Japan's central bank left its policy rate unchanged at -0.10%, as expected. Interestingly, however, the BOJ predicted that inflation will fall back below the 2% target by 2025. There is thus a growing likelihood that the Japanese central bank will completely bypass the cycles of interest rate hikes by central banks elsewhere in the world. In addition, the BOJ decided to keep the policy of yield curve control, while an easing or even abolition was expected, now that new chairman Ueda has taken office. YCC ensures that the 10-year bond yield remains within a range around the 0% target. The BOJ's extremely accommodative policy is thus confirmed.
|Fed funds||4.75-5.0%||+0.25%||Mar. 2023|
|ECB deposit rate||3.0%||+0.50%||Mar. 2023|
Currencies: euro strengthens in April

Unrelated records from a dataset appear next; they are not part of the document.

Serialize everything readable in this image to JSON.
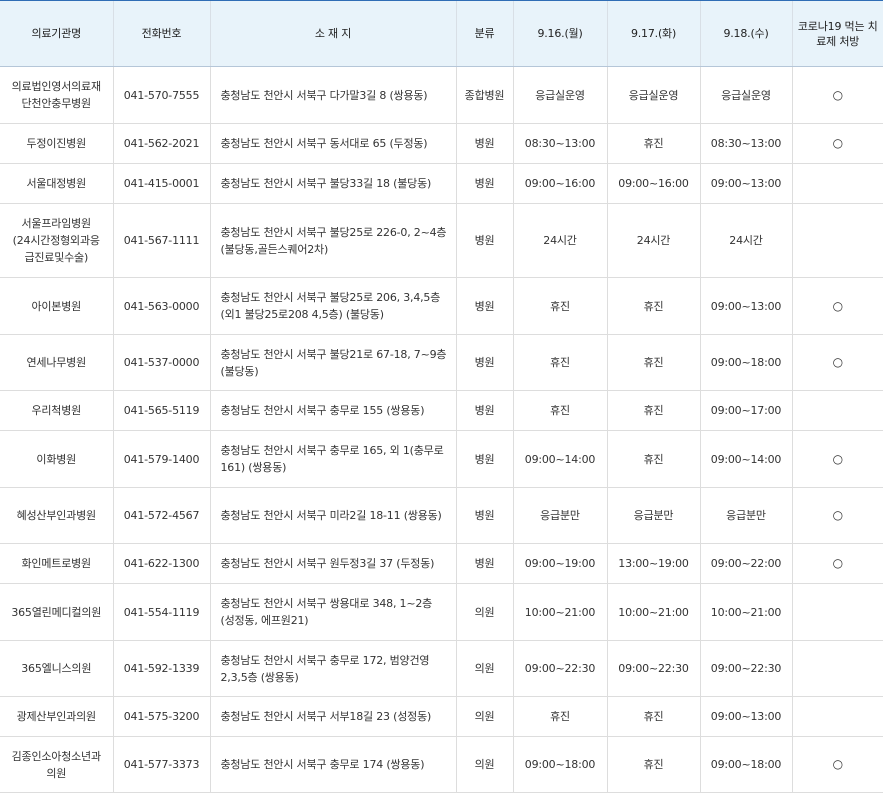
{
  "table": {
    "headers": [
      "의료기관명",
      "전화번호",
      "소 재 지",
      "분류",
      "9.16.(월)",
      "9.17.(화)",
      "9.18.(수)",
      "코로나19 먹는 치료제 처방"
    ],
    "rows": [
      {
        "name": "의료법인영서의료재단천안충무병원",
        "phone": "041-570-7555",
        "address": "충청남도 천안시 서북구 다가말3길 8 (쌍용동)",
        "category": "종합병원",
        "d1": "응급실운영",
        "d2": "응급실운영",
        "d3": "응급실운영",
        "covid": "○"
      },
      {
        "name": "두정이진병원",
        "phone": "041-562-2021",
        "address": "충청남도 천안시 서북구 동서대로 65 (두정동)",
        "category": "병원",
        "d1": "08:30~13:00",
        "d2": "휴진",
        "d3": "08:30~13:00",
        "covid": "○"
      },
      {
        "name": "서울대정병원",
        "phone": "041-415-0001",
        "address": "충청남도 천안시 서북구 불당33길 18 (불당동)",
        "category": "병원",
        "d1": "09:00~16:00",
        "d2": "09:00~16:00",
        "d3": "09:00~13:00",
        "covid": ""
      },
      {
        "name": "서울프라임병원(24시간정형외과응급진료및수술)",
        "phone": "041-567-1111",
        "address": "충청남도 천안시 서북구 불당25로 226-0, 2~4층 (불당동,골든스퀘어2차)",
        "category": "병원",
        "d1": "24시간",
        "d2": "24시간",
        "d3": "24시간",
        "covid": ""
      },
      {
        "name": "아이본병원",
        "phone": "041-563-0000",
        "address": "충청남도 천안시 서북구 불당25로 206, 3,4,5층(외1 불당25로208 4,5층) (불당동)",
        "category": "병원",
        "d1": "휴진",
        "d2": "휴진",
        "d3": "09:00~13:00",
        "covid": "○"
      },
      {
        "name": "연세나무병원",
        "phone": "041-537-0000",
        "address": "충청남도 천안시 서북구 불당21로 67-18, 7~9층 (불당동)",
        "category": "병원",
        "d1": "휴진",
        "d2": "휴진",
        "d3": "09:00~18:00",
        "covid": "○"
      },
      {
        "name": "우리척병원",
        "phone": "041-565-5119",
        "address": "충청남도 천안시 서북구 충무로 155 (쌍용동)",
        "category": "병원",
        "d1": "휴진",
        "d2": "휴진",
        "d3": "09:00~17:00",
        "covid": ""
      },
      {
        "name": "이화병원",
        "phone": "041-579-1400",
        "address": "충청남도 천안시 서북구 충무로 165, 외 1(충무로 161) (쌍용동)",
        "category": "병원",
        "d1": "09:00~14:00",
        "d2": "휴진",
        "d3": "09:00~14:00",
        "covid": "○"
      },
      {
        "name": "혜성산부인과병원",
        "phone": "041-572-4567",
        "address": "충청남도 천안시 서북구 미라2길 18-11 (쌍용동)",
        "category": "병원",
        "d1": "응급분만",
        "d2": "응급분만",
        "d3": "응급분만",
        "covid": "○"
      },
      {
        "name": "화인메트로병원",
        "phone": "041-622-1300",
        "address": "충청남도 천안시 서북구 원두정3길 37 (두정동)",
        "category": "병원",
        "d1": "09:00~19:00",
        "d2": "13:00~19:00",
        "d3": "09:00~22:00",
        "covid": "○"
      },
      {
        "name": "365열린메디컬의원",
        "phone": "041-554-1119",
        "address": "충청남도 천안시 서북구 쌍용대로 348, 1~2층 (성정동, 에프원21)",
        "category": "의원",
        "d1": "10:00~21:00",
        "d2": "10:00~21:00",
        "d3": "10:00~21:00",
        "covid": ""
      },
      {
        "name": "365엘니스의원",
        "phone": "041-592-1339",
        "address": "충청남도 천안시 서북구 충무로 172, 범양건영 2,3,5층 (쌍용동)",
        "category": "의원",
        "d1": "09:00~22:30",
        "d2": "09:00~22:30",
        "d3": "09:00~22:30",
        "covid": ""
      },
      {
        "name": "광제산부인과의원",
        "phone": "041-575-3200",
        "address": "충청남도 천안시 서북구 서부18길 23 (성정동)",
        "category": "의원",
        "d1": "휴진",
        "d2": "휴진",
        "d3": "09:00~13:00",
        "covid": ""
      },
      {
        "name": "김종인소아청소년과의원",
        "phone": "041-577-3373",
        "address": "충청남도 천안시 서북구 충무로 174 (쌍용동)",
        "category": "의원",
        "d1": "09:00~18:00",
        "d2": "휴진",
        "d3": "09:00~18:00",
        "covid": "○"
      }
    ]
  }
}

The euro strengthened against most currencies in April. The ECB is still fully in its cycle of tightening monetary policy, while economic activity is moving better than expected. The dollar weakened against the euro after fears of a banking crisis subsided. This allowed attention to return to the weaker US economy. The dollar fell to 1.105, its lowest level in over a year against the euro. Other dollar currencies followed the falling trend of the US dollar, with weaker commodity prices an additional negative factor.
The Japanese yen weakened significantly after the central bank maintained its accommodative monetary policy and especially as the policy of yield curve control confirmed. Against the euro, the Japanese yen reached its lowest level since 2008.
Commodities: oil and metals prices slip
Despite a weaker US dollar, industrial metal prices fell in April as macroeconomic data fueled demand concerns. In the US, for instance, first-quarter GDP growth came in lower than expected and in China, activity in the construction sector remains weak. Copper prices fell 4.4% (in USD terms). Inventories are generally low but are not being replenished due to recession fears.
Brent oil prices remained virtually unchanged over the month, meaning that the jump following the unexpected production cut by OPEC+ at the start of April was completely reversed. The oil price again fell below 80 dollar per barrel because of expected lower demand due to the global growth slowdown. In addition, it is increasingly apparent that large quantities of Russian crude are finding their way into the market.
Gold prices continued to rise in the first half of the month, reaching levels around 2040 dollar per ounce, matching the peak levels of the past three years. In the second half of the month, the gold price fell back somewhat to below 2000 dollar, due to signs of lingering high inflationary pressures which could potentially influence monetary policy ('higher for longer').
|Industrial Metals (GSCI)||438.10||-3.1%||-10.7%||-2.9%|